**WHAT NEEDS TO BE DONE**.
In the entries below, find every line with the string "label" and copy it.

*** Block opens ***

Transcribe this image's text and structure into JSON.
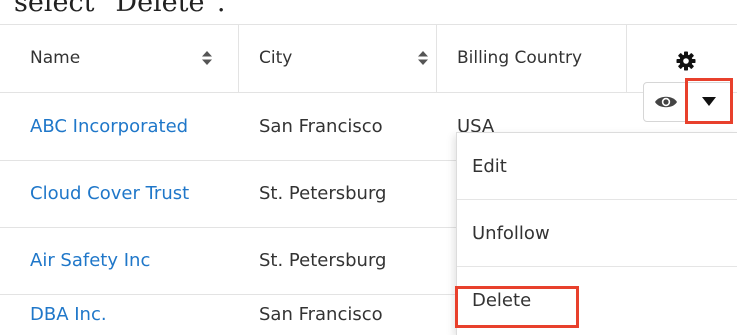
{
  "caption": {
    "text": "select \"Delete\"."
  },
  "table": {
    "columns": [
      {
        "label": "Name",
        "sortable": true
      },
      {
        "label": "City",
        "sortable": true
      },
      {
        "label": "Billing Country",
        "sortable": false
      }
    ],
    "settings_icon": "gear-icon",
    "rows": [
      {
        "name": "ABC Incorporated",
        "city": "San Francisco",
        "country": "USA"
      },
      {
        "name": "Cloud Cover Trust",
        "city": "St. Petersburg",
        "country": ""
      },
      {
        "name": "Air Safety Inc",
        "city": "St. Petersburg",
        "country": ""
      },
      {
        "name": "DBA Inc.",
        "city": "San Francisco",
        "country": ""
      }
    ],
    "row_actions": {
      "preview_icon": "eye-icon",
      "menu_icon": "caret-down-icon"
    }
  },
  "dropdown": {
    "items": [
      {
        "label": "Edit"
      },
      {
        "label": "Unfollow"
      },
      {
        "label": "Delete",
        "highlighted": true
      }
    ]
  },
  "colors": {
    "link": "#1f77c9",
    "highlight": "#e8402c",
    "text": "#333333",
    "border": "#e3e3e3"
  }
}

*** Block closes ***

**ANSWER BELOW**.
        "label": "Name",
        "label": "City",
        "label": "Billing Country",
        "label": "Edit"
        "label": "Unfollow"
        "label": "Delete",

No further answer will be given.